Exercise brief →
Find every line in the data that contains the word "price". Return each of those lines.

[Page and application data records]
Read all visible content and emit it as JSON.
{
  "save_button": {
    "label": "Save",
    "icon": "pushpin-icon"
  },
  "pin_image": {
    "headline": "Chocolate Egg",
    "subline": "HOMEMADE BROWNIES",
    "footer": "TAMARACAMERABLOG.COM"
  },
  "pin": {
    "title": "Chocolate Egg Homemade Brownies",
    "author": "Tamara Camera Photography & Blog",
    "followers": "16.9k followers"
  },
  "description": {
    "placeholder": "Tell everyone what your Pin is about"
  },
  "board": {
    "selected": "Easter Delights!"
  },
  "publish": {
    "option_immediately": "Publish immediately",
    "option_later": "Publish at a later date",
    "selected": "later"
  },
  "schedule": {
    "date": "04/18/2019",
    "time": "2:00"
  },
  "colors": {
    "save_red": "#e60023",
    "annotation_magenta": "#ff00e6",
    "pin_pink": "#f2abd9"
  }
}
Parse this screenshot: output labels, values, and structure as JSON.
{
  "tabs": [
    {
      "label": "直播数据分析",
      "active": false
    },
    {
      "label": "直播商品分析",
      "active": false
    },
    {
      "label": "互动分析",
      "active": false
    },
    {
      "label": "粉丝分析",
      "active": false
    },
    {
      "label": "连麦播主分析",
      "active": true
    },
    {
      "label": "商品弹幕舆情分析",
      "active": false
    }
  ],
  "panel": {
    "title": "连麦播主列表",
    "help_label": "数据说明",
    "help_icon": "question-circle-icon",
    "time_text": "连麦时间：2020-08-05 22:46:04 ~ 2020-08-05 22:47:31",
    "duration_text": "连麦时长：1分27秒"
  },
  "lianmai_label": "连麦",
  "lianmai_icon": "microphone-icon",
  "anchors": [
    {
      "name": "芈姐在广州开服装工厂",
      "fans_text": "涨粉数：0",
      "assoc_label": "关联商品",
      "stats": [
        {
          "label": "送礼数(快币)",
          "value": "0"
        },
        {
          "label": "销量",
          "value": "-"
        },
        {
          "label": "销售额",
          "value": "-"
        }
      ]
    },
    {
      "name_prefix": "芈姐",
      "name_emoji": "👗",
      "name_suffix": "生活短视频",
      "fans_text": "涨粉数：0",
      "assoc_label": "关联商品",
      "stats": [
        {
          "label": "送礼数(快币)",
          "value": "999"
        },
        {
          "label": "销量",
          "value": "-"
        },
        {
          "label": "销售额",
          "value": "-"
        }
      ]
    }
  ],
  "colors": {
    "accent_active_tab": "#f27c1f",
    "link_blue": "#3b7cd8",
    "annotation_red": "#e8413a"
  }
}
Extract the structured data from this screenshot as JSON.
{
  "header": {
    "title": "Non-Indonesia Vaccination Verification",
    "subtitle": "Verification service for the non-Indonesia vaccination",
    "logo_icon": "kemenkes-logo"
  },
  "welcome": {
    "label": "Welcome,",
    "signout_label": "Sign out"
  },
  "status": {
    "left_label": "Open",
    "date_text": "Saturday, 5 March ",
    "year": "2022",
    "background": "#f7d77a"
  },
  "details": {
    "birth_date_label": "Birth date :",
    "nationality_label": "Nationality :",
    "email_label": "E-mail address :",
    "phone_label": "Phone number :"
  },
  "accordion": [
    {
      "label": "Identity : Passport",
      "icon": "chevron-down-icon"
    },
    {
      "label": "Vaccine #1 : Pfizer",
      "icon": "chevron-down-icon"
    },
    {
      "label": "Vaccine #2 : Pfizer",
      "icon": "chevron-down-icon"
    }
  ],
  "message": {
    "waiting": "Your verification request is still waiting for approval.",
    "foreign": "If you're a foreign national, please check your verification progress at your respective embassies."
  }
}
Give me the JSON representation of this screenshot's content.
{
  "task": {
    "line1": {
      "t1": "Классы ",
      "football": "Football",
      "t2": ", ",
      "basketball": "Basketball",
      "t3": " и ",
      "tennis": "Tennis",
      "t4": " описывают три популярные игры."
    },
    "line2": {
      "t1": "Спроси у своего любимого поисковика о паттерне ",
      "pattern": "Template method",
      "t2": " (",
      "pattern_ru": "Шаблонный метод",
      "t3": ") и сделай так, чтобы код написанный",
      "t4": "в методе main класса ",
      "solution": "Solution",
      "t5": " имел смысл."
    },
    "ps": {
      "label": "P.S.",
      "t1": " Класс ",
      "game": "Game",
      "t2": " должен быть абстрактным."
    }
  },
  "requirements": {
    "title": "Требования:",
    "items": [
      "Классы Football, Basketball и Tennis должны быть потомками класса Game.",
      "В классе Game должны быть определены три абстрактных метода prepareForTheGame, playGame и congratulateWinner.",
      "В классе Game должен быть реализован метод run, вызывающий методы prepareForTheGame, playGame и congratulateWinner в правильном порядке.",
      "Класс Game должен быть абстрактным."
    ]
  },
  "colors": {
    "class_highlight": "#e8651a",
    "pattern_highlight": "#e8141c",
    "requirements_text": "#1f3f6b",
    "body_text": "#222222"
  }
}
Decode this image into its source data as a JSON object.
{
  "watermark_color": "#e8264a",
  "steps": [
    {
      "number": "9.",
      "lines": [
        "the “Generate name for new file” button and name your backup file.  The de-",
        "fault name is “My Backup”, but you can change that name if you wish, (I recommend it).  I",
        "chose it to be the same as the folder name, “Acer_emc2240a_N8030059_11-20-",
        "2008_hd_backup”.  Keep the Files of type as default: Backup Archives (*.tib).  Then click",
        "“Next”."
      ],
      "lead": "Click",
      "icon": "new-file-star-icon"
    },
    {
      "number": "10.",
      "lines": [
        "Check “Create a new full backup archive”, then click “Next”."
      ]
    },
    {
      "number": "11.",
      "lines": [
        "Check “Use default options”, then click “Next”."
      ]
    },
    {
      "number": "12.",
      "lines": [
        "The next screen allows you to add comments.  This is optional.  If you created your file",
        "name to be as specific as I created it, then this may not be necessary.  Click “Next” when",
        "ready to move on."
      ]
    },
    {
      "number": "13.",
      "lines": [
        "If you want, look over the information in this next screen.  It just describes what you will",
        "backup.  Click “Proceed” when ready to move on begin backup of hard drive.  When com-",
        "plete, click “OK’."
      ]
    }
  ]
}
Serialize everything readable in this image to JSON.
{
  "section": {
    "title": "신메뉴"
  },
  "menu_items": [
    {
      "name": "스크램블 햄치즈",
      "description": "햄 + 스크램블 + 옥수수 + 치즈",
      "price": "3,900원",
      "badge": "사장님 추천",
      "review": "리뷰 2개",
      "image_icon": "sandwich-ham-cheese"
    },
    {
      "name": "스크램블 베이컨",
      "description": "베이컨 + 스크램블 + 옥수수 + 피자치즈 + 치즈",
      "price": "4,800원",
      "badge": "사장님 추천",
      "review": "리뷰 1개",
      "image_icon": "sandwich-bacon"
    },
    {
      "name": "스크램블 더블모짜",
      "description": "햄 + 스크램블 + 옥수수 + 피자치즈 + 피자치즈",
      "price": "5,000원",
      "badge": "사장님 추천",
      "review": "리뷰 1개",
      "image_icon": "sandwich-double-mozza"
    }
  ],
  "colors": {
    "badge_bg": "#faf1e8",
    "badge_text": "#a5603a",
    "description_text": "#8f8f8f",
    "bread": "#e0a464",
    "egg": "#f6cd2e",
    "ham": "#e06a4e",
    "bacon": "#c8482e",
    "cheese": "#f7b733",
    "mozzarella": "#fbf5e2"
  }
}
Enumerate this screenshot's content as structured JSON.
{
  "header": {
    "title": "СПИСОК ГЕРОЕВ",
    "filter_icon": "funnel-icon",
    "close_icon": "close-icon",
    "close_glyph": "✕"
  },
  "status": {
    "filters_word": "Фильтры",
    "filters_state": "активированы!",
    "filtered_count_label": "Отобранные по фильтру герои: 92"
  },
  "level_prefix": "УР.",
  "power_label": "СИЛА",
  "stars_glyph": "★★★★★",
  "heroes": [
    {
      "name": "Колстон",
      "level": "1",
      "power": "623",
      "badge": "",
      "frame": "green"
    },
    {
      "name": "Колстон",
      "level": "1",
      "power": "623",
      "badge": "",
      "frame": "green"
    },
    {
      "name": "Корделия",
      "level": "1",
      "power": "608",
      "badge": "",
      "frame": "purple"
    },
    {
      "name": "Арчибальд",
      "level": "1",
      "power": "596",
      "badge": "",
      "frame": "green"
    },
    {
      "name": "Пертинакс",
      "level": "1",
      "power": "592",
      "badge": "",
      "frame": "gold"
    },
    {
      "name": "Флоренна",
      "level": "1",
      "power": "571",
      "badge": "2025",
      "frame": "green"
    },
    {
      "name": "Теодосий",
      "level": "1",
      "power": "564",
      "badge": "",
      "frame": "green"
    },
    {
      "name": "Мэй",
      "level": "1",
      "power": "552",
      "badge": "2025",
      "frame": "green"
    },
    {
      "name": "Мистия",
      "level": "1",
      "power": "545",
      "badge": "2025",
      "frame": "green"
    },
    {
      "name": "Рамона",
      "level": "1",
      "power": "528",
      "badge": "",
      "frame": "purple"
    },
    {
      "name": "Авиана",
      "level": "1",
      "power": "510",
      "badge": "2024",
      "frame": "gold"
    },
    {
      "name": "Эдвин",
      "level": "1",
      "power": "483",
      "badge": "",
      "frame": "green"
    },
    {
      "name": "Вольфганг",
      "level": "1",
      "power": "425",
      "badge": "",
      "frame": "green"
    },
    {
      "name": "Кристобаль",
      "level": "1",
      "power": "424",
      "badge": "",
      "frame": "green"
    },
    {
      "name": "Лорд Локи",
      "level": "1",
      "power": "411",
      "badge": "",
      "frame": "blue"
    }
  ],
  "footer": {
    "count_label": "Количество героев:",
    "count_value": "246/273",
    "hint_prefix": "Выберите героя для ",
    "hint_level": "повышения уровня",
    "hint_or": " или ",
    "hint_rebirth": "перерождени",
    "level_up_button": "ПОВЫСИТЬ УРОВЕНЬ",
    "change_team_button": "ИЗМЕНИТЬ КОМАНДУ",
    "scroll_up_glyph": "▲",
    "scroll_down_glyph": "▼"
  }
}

Exercise response →
      "price": "3,900원",
      "price": "4,800원",
      "price": "5,000원",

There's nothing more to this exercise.